- It’s also important too that tow couplings are in proper working order. Grease and oil all moving parts and look inside the coupling for any wear that may prevent it locking down on the two balls. Check the bolts and welds holding the coupling to the trailer frame and check out the safety chain with its D-shackle
- Check your tyre pressure at least once a month and always carry a spare tyre. Some people mistakenly inflate their trailer tyres to the same level as their car tyres, but load weight and distribution differ. The recommended tyre pressure is engraved onto the ID plate on the drawbar of most trailers (otherwise talk to an expert at a tyre shop). Periodically check your tyres for wear too
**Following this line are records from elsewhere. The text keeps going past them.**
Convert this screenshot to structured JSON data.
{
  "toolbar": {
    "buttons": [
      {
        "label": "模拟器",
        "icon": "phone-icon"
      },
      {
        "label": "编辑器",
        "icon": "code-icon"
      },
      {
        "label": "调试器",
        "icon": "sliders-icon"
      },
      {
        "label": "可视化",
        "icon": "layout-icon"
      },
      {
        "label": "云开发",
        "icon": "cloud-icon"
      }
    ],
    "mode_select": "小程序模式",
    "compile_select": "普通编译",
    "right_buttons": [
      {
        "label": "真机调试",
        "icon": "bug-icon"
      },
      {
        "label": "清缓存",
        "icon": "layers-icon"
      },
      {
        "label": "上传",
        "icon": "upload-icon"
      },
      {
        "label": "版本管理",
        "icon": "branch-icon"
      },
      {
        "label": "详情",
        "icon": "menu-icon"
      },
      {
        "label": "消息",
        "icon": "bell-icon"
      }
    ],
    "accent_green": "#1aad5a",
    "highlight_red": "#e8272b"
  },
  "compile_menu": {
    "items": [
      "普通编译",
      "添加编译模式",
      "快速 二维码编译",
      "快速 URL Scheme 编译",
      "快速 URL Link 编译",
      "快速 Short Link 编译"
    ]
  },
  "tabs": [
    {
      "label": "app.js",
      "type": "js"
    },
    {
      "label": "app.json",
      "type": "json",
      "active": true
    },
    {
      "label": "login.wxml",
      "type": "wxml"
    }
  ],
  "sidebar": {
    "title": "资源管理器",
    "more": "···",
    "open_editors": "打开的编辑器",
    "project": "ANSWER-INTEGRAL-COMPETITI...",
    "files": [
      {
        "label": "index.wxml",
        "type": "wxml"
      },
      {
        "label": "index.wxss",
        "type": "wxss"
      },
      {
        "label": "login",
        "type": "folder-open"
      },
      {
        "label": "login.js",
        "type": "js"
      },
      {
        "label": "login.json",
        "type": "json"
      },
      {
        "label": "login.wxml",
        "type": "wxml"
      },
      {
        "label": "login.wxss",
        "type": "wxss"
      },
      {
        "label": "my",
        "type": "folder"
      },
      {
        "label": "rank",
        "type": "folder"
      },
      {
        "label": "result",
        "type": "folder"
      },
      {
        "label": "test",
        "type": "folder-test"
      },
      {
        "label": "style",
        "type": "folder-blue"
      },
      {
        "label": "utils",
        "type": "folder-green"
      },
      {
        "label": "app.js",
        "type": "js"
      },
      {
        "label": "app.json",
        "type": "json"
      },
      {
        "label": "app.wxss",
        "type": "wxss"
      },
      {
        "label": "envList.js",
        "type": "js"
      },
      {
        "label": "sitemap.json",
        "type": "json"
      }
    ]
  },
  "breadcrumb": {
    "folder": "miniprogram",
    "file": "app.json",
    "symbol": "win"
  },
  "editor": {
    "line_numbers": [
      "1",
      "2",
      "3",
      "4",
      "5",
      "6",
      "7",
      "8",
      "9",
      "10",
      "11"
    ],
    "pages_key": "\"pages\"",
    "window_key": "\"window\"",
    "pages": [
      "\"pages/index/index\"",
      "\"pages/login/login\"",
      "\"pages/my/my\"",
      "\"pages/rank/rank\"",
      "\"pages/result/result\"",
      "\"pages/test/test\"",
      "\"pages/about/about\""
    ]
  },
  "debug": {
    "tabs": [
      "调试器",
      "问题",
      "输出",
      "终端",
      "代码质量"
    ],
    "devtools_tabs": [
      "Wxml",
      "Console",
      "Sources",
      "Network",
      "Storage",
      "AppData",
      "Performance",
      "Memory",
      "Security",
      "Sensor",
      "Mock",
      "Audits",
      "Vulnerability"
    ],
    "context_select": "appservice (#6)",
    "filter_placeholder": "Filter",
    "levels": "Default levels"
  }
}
- Use wheel bearing protectors, but as for checking your wheel bearings – we recommend this is a job best left to a mechanic. Put this on your “to-do” list
- Wheel nuts should be checked regularly to ensure that each nut is fitted to the correct torque setting. It is essential that wheel nuts should be re-torqued manually with a high-quality torque wrench after an initial run-in period of at least 50km.
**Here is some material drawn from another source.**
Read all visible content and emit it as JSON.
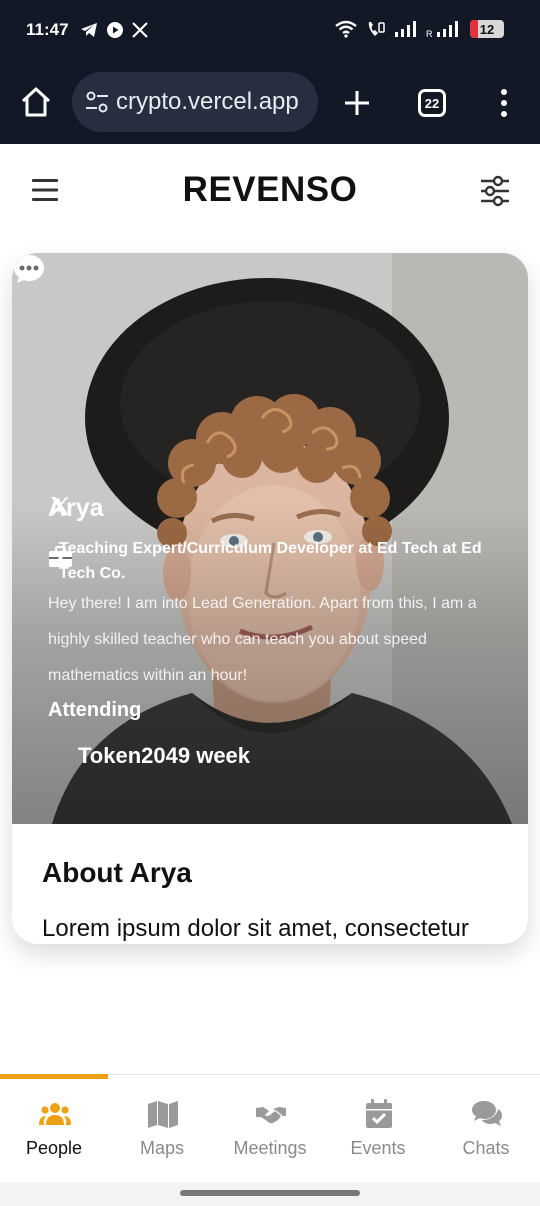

For more in-depth instructions (especially for safety’s sake) regarding the points above Fishing.net.nz is an excellent port of call. Editor Grant Dixon’s advice is set out as a quick guide to six-monthly trailer health check-ups.
In this column, Grant (speaking from experience) points out that trailer issues may be as simple as all the air having rushed to the top of the tyre, but it could be something much worse: a failed wheel bearing, broken stub axle, locked brakes, or even a disintegrating trailer frame or towbar.
Trailer maintenance is not something to disregard. Failure to maintain your trailer can have dire consequences.
On average, seven people are killed and 45 seriously injured each year in New Zealand as a result of crashes involving a light vehicle towing a trailer, according to the NZ Transport Agency (NZTA).
“Along with poor maintenance, among the leading causes of trailer-related accidents are ineffective or poorly fitted tow bars, overloading, and poor weight distribution,” Grant says. Drivers can do much to minimise the dangers with proper preparation and by following a few simple safety steps, he says. Remember, prevention trumps treatment. Taking note of the points mentioned above, and clicking on the suggested links, will equip boat owners with extensive trailer maintenance know-how.
Looking for the right cover on the water in New Zealand in 2021?
No matter what your plans are on the water in 2021, Mariner Insurance is here to support you. We have been offering Kiwis specialist marine insurance in New Zealand for over a decade with cover for all types of boats and watercraft. Just talk to us about what you’re doing on the water, and we can tailor one of our insurance policies to fit.
ArchiveOctober 2021 (4) September 2021 (4) August 2021 (4) July 2021 (4) June 2021 (4) May 2021 (4) April 2021 (5) March 2021 (5) February 2021 (5) January 2021 (4) December 2020 (3) November 2020 (7) October 2020 (2) July 2020 (1) April 2020 (1) September 2019 (1) February 2019 (3) January 2019 (1) December 2018 (2) October 2018 (2) July 2018 (1) June 2018 (1) May 2018 (2) March 2018 (2) February 2018 (1) December 2017 (1) October 2017 (1) September 2017 (1) August 2017 (1)
Other articles you might be interested in
It’s every boaty’s nightmare and is unfortunately the cause of many insurance claims.
The good news is, boat insurance in New Zealand is a lot cheaper than insuring a car! How much you’ll pay to insure your boat depends on a few important factors.
Launching situations may depend on each boat ramp and with different tide and water levels. Launching must progress slowly until you are familiar with the water and ramp levels. You should adapt the following steps for your s...
We’ve done some research and built an ultimate list of fishing apps for you. Use this guide to build the perfect combination of apps to help you catch more fish.